Work to complete – Below are some entries; state how many of their lines contain the word "channel", with nothing else in the reply.

___ Data section

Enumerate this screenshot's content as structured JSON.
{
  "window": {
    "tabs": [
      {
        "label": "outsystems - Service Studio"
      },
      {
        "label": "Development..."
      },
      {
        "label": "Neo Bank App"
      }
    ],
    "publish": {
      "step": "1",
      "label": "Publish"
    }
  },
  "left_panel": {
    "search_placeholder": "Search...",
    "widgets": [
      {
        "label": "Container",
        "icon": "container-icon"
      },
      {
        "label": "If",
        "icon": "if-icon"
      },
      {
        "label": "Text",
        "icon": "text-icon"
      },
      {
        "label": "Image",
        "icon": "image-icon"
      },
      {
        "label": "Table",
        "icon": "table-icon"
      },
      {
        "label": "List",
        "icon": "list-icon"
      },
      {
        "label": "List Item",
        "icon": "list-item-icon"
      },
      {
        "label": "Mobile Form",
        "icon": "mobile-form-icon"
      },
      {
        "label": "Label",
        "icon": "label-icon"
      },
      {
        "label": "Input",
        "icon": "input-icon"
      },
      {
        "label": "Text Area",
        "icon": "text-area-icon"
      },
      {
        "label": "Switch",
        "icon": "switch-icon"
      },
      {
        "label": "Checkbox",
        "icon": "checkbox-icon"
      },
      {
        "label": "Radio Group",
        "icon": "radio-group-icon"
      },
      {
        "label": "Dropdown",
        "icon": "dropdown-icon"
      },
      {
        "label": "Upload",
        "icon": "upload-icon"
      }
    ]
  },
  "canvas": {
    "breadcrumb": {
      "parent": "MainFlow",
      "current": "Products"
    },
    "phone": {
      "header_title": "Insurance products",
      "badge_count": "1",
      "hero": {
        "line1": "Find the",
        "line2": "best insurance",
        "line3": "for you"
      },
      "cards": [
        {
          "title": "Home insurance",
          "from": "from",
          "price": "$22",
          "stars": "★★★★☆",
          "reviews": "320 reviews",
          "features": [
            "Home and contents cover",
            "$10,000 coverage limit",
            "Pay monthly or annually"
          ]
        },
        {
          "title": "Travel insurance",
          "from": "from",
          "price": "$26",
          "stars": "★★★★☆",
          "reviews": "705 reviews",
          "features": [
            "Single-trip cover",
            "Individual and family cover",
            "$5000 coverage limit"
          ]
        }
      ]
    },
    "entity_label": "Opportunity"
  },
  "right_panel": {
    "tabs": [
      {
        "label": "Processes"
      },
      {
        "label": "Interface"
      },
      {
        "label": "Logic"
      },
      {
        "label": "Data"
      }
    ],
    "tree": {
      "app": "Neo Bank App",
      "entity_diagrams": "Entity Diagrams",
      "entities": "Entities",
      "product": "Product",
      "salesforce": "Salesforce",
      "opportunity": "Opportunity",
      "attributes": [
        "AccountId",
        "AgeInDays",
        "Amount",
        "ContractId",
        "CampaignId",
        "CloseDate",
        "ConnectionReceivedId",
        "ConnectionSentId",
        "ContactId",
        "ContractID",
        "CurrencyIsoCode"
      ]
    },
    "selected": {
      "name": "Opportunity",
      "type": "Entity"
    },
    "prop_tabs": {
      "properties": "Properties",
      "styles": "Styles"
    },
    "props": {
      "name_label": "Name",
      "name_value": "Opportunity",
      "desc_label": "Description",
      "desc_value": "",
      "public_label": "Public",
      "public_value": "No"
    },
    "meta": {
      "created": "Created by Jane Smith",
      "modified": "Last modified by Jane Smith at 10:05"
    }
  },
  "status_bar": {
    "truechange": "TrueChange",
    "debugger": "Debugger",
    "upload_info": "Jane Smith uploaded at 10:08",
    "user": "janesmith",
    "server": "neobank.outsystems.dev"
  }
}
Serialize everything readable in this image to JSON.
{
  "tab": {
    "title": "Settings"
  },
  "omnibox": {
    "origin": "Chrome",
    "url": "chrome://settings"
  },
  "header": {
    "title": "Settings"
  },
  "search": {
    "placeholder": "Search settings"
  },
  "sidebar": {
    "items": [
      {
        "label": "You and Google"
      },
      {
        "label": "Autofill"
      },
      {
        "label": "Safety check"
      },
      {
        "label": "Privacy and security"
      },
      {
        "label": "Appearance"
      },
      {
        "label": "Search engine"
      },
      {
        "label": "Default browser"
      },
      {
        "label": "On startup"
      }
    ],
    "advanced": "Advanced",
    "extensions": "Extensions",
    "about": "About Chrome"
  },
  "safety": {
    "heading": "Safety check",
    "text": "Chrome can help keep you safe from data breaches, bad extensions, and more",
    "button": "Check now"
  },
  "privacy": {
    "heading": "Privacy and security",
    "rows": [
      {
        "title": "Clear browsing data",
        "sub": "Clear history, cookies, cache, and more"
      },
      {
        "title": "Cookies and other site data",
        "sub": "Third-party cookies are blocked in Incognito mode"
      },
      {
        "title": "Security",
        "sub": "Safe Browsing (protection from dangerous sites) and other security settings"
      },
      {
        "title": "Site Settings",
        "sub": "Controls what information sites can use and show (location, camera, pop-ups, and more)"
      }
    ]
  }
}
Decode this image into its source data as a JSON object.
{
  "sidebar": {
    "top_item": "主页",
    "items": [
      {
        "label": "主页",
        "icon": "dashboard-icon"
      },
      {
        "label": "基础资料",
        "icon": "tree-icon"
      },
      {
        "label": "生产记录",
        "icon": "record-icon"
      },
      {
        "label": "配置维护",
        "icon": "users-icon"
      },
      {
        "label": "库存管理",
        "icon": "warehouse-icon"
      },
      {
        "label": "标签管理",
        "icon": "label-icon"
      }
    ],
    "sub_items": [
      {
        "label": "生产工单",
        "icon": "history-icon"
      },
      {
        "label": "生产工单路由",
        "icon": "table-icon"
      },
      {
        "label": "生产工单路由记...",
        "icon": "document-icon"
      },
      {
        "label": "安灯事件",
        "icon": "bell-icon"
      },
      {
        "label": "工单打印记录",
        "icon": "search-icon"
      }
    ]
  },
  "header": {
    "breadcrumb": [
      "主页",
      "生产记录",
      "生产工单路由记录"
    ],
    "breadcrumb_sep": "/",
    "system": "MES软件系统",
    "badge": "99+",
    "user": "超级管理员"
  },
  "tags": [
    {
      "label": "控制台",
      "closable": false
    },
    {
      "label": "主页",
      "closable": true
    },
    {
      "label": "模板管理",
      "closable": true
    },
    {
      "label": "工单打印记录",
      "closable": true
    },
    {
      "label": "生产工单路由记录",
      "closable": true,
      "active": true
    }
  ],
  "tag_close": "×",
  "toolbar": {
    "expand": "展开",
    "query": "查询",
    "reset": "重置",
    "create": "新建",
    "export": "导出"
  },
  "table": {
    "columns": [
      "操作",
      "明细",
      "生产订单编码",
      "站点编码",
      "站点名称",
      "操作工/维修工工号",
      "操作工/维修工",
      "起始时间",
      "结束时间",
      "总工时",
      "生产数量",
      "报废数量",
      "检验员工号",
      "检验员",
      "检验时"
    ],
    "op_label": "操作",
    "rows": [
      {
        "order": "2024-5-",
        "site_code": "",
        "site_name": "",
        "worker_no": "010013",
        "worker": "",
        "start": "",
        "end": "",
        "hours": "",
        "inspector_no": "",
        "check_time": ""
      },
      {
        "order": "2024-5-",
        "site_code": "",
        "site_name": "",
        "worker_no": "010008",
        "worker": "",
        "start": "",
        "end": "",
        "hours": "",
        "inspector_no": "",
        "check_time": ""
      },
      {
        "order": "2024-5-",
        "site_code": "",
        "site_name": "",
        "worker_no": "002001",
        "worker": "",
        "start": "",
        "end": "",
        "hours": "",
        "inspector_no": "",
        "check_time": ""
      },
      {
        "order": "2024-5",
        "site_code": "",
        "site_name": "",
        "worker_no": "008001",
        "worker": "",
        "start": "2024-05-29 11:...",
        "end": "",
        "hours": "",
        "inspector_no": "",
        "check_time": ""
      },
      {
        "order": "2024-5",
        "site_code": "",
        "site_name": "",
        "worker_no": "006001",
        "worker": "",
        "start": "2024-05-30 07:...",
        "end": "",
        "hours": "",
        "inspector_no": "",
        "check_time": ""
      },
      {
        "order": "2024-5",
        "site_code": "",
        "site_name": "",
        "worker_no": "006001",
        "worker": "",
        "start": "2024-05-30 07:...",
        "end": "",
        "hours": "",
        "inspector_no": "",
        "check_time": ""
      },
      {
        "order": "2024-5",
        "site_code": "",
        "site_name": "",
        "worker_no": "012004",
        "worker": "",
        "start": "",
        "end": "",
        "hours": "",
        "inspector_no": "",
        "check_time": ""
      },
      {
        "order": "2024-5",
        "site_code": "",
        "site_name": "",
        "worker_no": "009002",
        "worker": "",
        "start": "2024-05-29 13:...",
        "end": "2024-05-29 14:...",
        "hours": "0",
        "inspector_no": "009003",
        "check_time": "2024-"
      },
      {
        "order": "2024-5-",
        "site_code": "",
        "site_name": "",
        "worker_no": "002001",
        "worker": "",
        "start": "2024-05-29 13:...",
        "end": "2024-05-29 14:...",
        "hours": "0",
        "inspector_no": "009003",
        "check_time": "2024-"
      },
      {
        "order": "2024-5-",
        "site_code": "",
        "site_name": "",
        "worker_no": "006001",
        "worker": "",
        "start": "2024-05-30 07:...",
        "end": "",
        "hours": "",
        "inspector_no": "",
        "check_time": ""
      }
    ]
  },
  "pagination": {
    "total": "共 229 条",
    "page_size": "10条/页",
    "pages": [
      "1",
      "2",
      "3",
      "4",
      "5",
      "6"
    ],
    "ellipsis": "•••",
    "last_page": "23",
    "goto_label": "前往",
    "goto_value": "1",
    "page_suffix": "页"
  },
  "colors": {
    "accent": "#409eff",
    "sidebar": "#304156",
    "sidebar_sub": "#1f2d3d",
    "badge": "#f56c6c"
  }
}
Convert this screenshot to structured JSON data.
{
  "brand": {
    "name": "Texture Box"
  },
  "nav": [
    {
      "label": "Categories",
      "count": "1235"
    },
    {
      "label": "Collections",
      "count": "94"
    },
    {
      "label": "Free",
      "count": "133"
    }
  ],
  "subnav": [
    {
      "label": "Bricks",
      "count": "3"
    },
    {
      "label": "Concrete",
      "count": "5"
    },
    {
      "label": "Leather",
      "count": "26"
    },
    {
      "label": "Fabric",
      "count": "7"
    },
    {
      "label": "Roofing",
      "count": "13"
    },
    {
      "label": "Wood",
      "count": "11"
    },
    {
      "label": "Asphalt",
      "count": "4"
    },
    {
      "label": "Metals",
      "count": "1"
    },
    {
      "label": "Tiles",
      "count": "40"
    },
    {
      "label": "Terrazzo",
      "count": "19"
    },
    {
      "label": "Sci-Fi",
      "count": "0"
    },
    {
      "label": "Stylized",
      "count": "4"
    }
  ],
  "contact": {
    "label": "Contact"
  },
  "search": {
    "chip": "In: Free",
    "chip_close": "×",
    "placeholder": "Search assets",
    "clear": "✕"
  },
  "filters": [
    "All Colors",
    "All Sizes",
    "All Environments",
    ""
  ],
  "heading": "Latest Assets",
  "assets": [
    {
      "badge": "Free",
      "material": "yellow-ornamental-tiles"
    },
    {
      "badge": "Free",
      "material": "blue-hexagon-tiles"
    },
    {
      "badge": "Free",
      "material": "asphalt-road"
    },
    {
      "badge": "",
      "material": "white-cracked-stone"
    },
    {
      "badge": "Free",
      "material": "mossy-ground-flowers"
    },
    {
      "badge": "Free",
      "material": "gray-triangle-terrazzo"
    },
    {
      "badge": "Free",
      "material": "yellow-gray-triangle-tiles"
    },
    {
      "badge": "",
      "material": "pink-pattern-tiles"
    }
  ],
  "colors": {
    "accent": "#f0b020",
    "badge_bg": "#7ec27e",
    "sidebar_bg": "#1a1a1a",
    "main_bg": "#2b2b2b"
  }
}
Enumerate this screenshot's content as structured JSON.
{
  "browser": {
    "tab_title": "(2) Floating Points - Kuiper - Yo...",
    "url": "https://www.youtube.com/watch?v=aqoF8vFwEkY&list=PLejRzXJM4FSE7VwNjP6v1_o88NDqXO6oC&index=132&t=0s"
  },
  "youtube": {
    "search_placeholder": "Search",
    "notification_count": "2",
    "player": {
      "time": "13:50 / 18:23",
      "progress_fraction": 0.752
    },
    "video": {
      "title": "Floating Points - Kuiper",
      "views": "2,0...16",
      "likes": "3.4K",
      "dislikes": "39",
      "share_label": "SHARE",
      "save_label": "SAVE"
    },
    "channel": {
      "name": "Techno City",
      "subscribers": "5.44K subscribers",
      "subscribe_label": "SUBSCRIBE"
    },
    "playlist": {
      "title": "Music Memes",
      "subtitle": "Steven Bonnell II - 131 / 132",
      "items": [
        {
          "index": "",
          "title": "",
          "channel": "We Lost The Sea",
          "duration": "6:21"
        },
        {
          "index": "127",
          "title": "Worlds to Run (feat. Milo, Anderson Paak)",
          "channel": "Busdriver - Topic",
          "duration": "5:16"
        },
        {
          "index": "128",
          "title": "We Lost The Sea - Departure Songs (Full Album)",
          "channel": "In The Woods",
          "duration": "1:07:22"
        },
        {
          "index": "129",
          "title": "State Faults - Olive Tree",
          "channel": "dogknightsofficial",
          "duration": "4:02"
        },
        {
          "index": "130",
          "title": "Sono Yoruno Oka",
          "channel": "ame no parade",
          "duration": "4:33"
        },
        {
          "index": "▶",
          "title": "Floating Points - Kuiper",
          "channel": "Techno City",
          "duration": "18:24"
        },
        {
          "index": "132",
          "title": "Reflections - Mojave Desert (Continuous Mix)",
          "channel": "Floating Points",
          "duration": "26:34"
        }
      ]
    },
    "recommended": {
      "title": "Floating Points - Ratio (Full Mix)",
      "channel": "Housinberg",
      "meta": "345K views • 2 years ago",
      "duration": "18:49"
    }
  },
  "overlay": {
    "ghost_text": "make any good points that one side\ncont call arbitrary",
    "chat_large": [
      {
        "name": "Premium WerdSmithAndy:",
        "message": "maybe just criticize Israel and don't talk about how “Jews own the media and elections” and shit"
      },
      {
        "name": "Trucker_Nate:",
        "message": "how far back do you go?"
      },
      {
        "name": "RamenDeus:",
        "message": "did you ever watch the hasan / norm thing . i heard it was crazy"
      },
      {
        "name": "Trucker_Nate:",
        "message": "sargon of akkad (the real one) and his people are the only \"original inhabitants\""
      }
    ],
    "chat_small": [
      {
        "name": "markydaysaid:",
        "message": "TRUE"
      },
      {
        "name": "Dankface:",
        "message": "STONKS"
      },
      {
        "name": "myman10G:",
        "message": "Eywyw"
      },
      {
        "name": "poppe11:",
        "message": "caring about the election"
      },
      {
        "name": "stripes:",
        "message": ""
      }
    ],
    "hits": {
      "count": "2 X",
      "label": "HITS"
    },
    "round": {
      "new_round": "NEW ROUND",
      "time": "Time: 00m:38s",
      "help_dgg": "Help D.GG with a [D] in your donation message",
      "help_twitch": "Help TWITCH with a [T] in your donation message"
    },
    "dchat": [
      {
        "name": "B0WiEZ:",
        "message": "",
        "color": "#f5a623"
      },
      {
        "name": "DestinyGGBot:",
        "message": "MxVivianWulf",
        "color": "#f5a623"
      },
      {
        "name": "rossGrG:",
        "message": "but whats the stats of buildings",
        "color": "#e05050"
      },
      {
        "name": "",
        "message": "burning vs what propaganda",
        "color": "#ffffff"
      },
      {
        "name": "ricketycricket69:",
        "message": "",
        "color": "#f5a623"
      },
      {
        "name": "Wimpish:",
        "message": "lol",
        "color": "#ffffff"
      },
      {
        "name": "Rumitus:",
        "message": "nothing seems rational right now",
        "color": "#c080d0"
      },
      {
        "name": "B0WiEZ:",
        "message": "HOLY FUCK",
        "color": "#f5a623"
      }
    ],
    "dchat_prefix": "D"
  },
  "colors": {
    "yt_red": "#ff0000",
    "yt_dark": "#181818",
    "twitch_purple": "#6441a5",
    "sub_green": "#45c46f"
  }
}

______

Result of the task – 9